:: Problem details ::
What lines in the entries below contain the word "from"? Copy all of them.
Data in this exercise START
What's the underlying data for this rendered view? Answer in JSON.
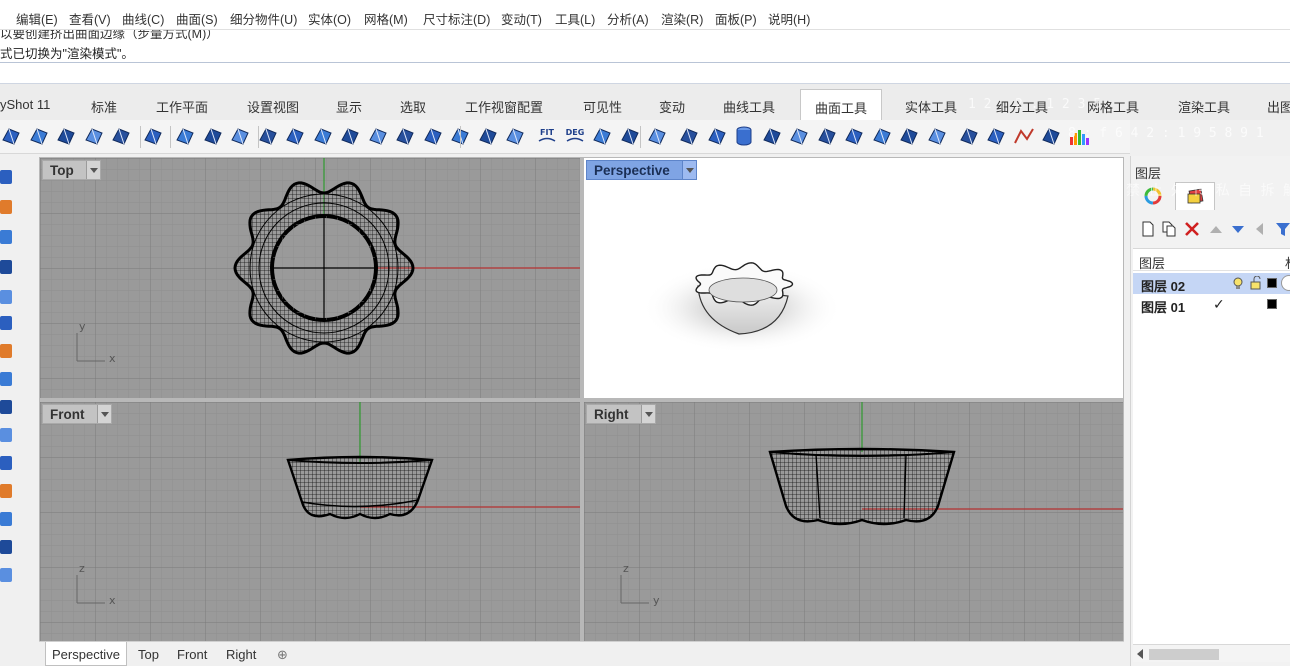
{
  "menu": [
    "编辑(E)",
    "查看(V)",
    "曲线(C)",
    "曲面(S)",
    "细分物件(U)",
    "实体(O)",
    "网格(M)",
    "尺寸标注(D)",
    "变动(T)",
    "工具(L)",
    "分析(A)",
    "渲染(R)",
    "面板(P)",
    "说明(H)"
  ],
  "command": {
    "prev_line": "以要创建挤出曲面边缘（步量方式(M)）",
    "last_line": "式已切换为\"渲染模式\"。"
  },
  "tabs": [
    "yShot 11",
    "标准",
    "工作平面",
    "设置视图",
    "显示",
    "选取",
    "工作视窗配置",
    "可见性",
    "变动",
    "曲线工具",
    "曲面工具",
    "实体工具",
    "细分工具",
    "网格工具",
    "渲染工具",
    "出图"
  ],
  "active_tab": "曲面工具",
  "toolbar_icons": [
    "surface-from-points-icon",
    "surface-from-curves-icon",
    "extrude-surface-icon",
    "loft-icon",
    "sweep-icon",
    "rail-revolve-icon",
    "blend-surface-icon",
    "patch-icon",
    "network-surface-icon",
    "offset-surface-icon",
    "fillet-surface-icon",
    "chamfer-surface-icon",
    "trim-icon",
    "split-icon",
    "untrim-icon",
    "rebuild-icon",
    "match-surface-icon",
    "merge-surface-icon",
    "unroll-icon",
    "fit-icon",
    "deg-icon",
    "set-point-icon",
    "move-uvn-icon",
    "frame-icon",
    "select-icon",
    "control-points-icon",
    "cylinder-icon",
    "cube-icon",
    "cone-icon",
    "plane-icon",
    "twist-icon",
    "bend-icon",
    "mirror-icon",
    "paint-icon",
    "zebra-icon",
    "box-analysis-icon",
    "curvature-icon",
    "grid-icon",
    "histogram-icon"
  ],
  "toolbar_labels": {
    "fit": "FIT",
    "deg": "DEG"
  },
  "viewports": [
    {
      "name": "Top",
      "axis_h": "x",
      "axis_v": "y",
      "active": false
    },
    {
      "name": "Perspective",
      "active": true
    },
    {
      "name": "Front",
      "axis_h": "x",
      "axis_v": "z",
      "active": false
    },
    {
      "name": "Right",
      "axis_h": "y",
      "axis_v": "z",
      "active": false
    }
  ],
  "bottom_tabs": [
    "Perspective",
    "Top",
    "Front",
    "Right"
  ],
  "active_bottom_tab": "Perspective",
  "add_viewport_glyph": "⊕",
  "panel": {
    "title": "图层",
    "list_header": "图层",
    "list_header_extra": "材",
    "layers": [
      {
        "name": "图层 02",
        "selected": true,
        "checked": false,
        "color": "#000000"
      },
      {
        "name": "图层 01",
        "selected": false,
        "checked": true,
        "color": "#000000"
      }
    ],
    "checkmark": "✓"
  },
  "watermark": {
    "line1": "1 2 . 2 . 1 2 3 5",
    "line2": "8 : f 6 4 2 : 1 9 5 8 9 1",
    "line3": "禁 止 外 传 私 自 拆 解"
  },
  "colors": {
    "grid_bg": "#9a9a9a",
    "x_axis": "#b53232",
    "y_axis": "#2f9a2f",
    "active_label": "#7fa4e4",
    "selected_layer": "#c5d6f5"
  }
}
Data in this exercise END
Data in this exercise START
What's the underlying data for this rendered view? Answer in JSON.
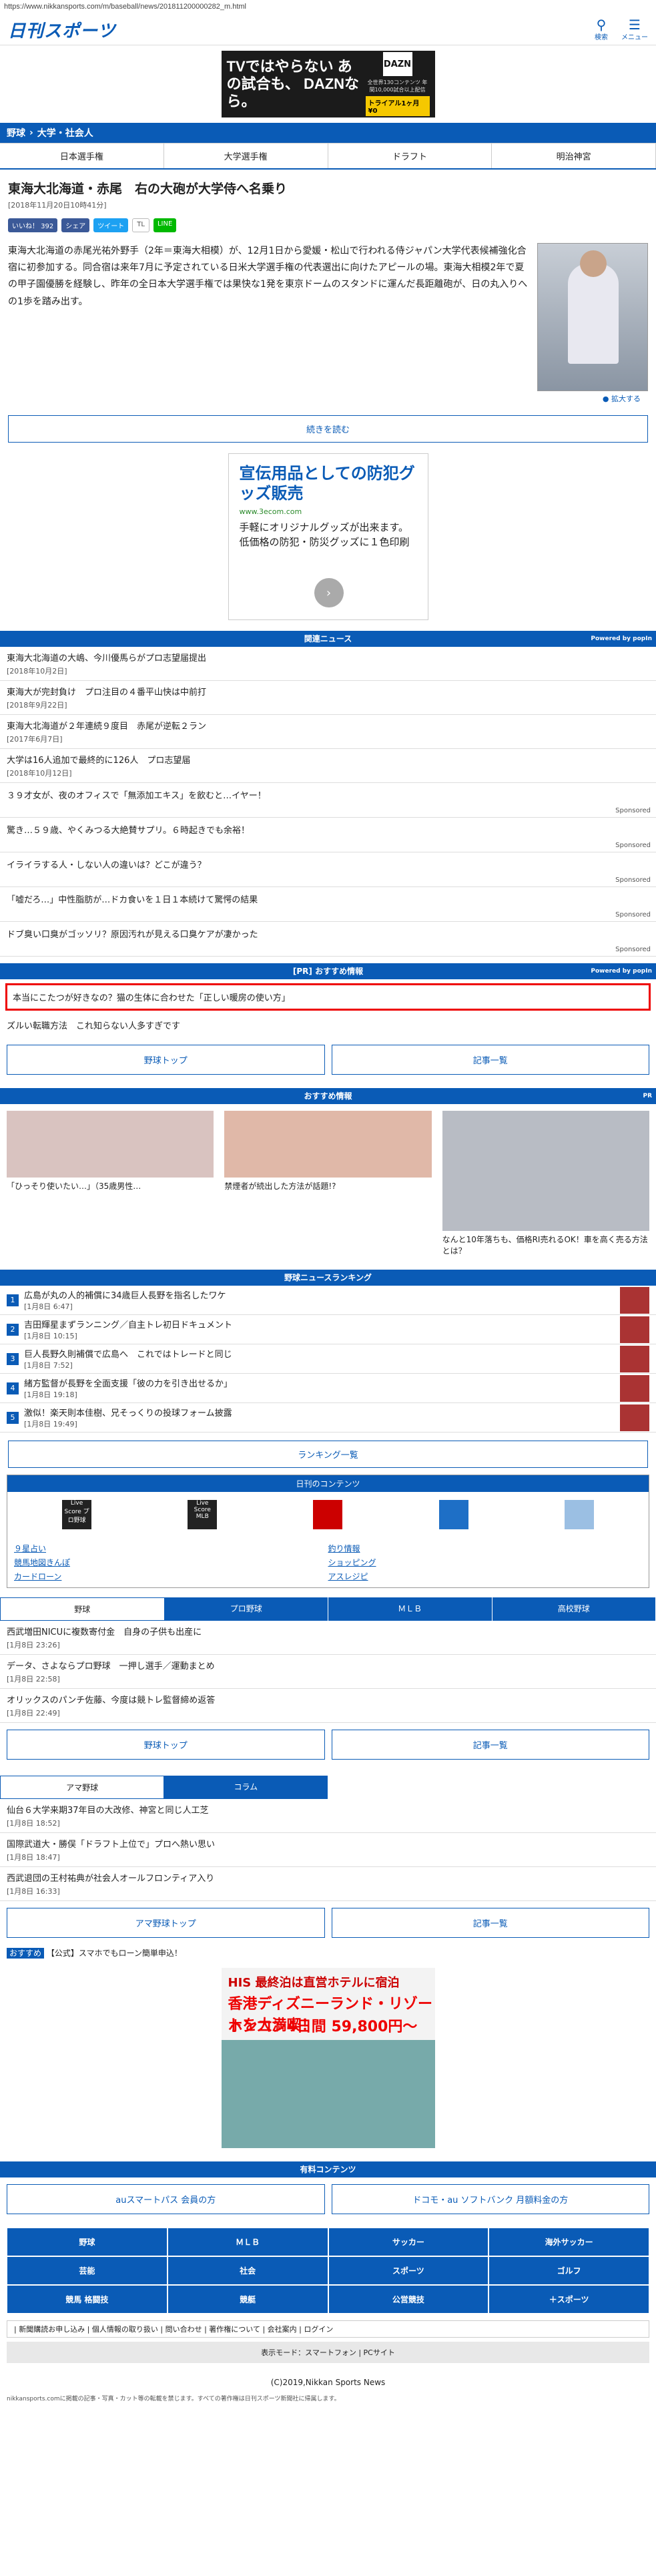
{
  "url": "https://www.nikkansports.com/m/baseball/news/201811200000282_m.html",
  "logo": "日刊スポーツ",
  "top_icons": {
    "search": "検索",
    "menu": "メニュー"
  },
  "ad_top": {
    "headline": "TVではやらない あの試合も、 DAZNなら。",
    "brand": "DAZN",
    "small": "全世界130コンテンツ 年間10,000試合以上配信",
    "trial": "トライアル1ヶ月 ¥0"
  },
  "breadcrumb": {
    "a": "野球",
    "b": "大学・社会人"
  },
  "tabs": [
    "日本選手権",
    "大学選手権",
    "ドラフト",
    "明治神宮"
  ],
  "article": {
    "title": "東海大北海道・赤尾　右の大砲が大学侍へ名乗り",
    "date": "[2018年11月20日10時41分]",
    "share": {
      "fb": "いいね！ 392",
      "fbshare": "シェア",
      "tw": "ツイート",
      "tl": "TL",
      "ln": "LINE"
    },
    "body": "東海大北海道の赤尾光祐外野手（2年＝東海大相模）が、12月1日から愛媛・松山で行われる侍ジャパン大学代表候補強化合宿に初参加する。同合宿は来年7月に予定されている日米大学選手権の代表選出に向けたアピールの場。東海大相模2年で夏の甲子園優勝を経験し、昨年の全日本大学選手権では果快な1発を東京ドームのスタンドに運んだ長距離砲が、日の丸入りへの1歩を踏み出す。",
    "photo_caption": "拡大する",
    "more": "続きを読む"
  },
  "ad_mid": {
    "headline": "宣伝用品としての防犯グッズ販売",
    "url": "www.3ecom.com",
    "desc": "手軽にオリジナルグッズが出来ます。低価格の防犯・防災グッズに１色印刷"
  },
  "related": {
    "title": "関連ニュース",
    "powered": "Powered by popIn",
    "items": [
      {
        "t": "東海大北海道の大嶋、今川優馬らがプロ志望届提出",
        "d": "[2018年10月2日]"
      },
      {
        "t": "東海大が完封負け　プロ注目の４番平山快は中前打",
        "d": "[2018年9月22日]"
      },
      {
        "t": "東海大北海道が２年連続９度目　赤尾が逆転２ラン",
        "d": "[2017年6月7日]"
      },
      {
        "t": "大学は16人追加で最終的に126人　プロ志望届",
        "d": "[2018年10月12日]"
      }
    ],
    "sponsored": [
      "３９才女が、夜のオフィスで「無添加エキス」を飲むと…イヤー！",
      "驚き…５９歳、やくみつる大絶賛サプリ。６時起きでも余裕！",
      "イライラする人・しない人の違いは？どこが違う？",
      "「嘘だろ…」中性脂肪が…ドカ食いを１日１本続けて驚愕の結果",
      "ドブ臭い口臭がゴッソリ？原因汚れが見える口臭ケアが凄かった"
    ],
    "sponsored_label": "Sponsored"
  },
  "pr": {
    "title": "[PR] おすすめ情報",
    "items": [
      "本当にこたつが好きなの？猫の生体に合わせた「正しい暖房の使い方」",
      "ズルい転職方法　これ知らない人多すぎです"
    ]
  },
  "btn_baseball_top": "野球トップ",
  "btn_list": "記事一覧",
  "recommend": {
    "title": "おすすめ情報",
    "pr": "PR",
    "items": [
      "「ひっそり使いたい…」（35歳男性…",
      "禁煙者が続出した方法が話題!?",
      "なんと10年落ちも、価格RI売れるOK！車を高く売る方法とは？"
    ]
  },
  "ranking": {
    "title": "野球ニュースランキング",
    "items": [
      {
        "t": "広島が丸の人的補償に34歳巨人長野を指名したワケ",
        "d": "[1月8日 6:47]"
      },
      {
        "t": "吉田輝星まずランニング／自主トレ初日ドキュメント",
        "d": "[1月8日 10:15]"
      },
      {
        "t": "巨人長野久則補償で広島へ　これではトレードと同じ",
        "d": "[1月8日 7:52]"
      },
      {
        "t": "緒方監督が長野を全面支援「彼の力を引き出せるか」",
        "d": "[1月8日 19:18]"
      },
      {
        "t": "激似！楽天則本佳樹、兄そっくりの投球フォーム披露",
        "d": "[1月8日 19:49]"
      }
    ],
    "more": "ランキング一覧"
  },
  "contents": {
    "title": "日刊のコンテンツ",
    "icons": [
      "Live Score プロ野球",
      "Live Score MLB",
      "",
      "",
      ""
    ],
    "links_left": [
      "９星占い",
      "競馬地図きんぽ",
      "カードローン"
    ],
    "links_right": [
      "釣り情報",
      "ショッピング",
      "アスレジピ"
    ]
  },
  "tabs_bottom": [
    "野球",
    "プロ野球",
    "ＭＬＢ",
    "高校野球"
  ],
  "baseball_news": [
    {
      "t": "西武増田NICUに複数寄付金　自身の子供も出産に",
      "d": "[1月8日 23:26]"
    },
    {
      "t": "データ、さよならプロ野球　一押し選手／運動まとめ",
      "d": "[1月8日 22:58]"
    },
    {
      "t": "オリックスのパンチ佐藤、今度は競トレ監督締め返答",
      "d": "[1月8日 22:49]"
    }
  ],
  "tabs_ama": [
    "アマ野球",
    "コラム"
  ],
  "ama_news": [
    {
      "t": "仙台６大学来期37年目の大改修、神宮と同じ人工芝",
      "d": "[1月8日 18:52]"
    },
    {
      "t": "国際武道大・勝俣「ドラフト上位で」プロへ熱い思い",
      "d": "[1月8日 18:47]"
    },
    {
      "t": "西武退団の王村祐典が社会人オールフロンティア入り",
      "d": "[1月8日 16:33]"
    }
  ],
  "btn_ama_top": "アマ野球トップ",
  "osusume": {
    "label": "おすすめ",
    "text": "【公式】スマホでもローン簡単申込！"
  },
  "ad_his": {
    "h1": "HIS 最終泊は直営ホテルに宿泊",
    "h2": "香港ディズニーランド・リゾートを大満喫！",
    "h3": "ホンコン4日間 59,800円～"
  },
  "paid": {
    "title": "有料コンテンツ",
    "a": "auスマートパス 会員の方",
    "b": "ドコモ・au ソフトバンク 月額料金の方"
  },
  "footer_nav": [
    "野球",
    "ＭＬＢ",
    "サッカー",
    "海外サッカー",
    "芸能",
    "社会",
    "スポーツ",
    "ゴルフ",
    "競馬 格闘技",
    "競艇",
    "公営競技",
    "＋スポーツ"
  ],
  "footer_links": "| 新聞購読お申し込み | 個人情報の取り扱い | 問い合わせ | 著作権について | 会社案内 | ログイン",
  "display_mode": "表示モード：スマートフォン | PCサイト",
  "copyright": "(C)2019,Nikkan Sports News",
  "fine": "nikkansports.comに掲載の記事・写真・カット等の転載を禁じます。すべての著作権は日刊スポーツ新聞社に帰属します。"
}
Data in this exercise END
:: Answer area ::
    "surface-from-points-icon",
    "surface-from-curves-icon",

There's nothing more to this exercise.